One of the basic tenets of Calcutta Kids is that we are willing to be innovative and take responsible risks, making sure to carefully monitor and evaluate everything that we do. When these innovations work, we scale them up, but when a program or project doesn’t prove cost-effective or in the best interest of the families we serve, we have a responsibility to discontinue it. One such case is our micro health insurance program, which we are ending after many months of careful consideration.

Although the initiative proved inadequately effective, we were able to assist hundreds of families in managing the fees associated with healthcare; and we also worked with some wonderful colleagues who have since turned into friends at the International Labour Organization (ILO), the United India Insurance Company (UIIC) and the Center for Insurance and Risk Management (CIRM).

While many of our Calcutta Kids beneficiaries purchased and benefited from the insurance program, many more did not. We discovered, sadly, that most of the families who purchased the insurance were economically better off than most of the desperately poor slum dwellers; they would have purchased health insurance anyway, and simply found Calcutta Kids’ product less expensive than what’s available on the market.

Another unfortunate discovery was that the micro health insurance program threatened to compromise the trust which the community has had    for Calcutta Kids and which we cherish. The reasons for this are twofold: first, that the door-to-door sales by Calcutta Kids health workers led some beneficiaries to think that Calcutta Kids was now trying to make money from the community; and second, because what had originally been a cashless product had, without our permission, become a reimbursement product with claims often taking more than 3 months to settle. Ultimately, it became clear that Calcutta Kids is neither an insurance company nor an insurance agent and is simply not in a position to run such an operation single handedly.

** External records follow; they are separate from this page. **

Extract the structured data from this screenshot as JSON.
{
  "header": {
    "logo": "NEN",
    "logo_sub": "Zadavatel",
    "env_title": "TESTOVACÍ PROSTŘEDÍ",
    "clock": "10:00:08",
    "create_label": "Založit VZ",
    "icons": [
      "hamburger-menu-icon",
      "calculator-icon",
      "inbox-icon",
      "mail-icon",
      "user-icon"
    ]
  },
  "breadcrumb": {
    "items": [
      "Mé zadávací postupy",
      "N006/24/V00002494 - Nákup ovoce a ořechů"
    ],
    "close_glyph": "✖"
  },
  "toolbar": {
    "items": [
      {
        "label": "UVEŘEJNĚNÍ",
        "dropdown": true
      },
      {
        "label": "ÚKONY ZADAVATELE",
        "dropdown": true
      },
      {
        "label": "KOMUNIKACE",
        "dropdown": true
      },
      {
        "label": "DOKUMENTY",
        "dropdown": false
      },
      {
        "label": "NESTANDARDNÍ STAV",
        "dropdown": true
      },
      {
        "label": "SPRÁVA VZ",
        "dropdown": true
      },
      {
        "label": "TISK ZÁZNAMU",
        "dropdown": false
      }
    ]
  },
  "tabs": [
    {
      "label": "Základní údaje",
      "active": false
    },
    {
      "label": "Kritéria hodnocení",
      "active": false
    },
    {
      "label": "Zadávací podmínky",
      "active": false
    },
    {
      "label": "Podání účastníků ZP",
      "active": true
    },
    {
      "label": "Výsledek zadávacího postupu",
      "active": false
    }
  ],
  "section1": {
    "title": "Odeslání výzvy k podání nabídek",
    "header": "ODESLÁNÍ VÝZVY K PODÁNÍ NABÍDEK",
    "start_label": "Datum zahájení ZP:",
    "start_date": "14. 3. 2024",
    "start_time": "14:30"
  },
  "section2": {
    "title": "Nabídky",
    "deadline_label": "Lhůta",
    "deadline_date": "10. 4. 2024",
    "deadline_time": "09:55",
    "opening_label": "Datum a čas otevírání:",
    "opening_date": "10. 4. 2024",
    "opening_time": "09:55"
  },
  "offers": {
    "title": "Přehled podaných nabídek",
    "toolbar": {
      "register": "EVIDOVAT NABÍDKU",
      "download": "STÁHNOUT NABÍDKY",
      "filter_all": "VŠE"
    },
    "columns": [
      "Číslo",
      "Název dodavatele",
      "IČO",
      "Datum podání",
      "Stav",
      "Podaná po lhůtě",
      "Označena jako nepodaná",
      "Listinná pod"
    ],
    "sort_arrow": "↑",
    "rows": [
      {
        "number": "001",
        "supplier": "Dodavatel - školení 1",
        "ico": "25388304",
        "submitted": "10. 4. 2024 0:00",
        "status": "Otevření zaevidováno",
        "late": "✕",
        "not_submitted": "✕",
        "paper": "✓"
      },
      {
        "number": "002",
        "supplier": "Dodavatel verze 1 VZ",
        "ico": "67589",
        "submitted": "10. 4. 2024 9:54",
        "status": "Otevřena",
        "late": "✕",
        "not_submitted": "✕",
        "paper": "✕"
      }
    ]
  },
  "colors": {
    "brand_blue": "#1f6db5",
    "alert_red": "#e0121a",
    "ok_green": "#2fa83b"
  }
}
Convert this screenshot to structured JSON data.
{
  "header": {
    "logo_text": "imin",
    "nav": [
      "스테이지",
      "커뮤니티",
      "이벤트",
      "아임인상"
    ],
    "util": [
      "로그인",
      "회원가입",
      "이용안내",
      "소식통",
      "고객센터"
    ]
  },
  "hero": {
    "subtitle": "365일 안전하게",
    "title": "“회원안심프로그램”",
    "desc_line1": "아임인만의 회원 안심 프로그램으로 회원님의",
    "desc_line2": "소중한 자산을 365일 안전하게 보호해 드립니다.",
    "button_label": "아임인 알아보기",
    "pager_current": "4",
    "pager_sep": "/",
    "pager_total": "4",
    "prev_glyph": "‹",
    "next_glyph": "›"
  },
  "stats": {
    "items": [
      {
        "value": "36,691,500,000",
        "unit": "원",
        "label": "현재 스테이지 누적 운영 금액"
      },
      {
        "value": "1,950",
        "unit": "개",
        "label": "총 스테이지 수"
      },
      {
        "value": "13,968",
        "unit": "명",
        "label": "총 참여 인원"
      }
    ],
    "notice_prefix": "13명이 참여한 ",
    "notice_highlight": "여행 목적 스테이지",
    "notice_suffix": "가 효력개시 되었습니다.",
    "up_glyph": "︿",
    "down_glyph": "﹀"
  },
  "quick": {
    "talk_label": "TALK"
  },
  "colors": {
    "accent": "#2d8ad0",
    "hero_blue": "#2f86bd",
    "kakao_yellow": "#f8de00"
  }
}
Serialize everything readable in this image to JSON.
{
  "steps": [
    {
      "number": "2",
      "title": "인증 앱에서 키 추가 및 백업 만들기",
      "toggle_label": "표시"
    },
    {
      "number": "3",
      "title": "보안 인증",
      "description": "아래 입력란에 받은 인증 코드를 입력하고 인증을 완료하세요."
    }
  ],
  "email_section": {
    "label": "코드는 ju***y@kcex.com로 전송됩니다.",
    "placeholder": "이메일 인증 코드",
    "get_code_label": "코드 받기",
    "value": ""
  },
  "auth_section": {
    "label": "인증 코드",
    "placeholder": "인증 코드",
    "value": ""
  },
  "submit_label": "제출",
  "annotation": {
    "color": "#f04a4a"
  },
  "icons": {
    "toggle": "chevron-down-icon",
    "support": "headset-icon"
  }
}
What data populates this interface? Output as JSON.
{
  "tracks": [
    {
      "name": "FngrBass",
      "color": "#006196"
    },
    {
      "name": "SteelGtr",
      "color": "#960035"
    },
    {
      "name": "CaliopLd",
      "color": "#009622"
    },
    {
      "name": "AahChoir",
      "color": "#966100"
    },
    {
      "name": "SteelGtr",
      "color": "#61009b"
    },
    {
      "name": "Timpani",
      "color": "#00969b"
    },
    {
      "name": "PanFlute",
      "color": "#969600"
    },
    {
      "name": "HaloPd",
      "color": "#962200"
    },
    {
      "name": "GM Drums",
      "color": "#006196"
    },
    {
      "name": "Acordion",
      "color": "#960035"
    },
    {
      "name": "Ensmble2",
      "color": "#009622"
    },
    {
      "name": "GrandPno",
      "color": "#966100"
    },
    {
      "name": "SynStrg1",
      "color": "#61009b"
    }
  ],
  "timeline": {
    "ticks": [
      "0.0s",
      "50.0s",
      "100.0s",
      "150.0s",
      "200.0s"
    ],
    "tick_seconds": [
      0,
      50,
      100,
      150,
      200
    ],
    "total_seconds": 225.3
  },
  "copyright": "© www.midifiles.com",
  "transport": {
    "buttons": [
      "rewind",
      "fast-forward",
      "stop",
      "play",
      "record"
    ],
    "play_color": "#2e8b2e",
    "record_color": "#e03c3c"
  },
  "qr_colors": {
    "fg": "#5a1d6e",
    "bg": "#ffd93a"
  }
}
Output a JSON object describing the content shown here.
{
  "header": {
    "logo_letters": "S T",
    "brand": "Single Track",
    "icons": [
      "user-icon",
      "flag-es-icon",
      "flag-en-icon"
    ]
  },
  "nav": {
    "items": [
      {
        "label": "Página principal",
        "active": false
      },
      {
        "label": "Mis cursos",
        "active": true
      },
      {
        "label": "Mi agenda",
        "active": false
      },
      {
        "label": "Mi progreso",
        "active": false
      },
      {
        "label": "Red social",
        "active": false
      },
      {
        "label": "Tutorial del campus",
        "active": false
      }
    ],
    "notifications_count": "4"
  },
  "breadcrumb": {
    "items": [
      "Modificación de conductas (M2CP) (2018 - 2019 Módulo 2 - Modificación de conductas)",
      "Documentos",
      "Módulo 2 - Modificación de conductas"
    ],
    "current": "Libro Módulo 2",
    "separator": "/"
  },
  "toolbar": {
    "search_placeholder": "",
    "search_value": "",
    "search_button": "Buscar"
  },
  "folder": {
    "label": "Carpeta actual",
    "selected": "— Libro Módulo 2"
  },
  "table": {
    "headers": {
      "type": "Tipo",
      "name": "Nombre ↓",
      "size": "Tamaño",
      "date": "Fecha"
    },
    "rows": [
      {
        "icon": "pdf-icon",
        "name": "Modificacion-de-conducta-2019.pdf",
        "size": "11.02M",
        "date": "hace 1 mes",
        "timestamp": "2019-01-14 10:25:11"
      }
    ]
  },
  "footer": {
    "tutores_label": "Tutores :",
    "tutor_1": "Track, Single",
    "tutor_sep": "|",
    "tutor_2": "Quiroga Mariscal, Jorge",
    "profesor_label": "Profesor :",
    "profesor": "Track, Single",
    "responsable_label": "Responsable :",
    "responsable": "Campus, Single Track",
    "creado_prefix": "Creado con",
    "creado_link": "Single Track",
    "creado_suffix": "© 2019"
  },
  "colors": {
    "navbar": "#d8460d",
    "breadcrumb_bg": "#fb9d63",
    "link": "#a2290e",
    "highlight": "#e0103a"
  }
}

We had hoped that we could use our comparative advantage as a trusted presence in the slum to educate about, promote, and sell inexpensive health insurance to slum dwellers and then rely on partners – expert organizations in the field of insurance – to manage the office work, including claims. However, those partners were unable to change their systems (created as part of a for-profit industry) to address adequately the needs of the poor. The difficulties we faced with regard to claims management, oversight, and partner cooperation – with the costs heavily outweighing the benefits – simply made it impossible for us to continue running this program.

Calcutta Kids is committed to the proposition that every experience of an organization like ours, positive or negative, needs to be shared with the larger development community. Accordingly, we are most pleased that CIRM, a research group in Chennai, is carrying out an in-­‐depth study of our program and the challenges that made it inadvisable for us to continue its operation. The publication and dissemination of this work will certainly enable other groups to learn from our experience, and, in turn, move forward this important area of international public health.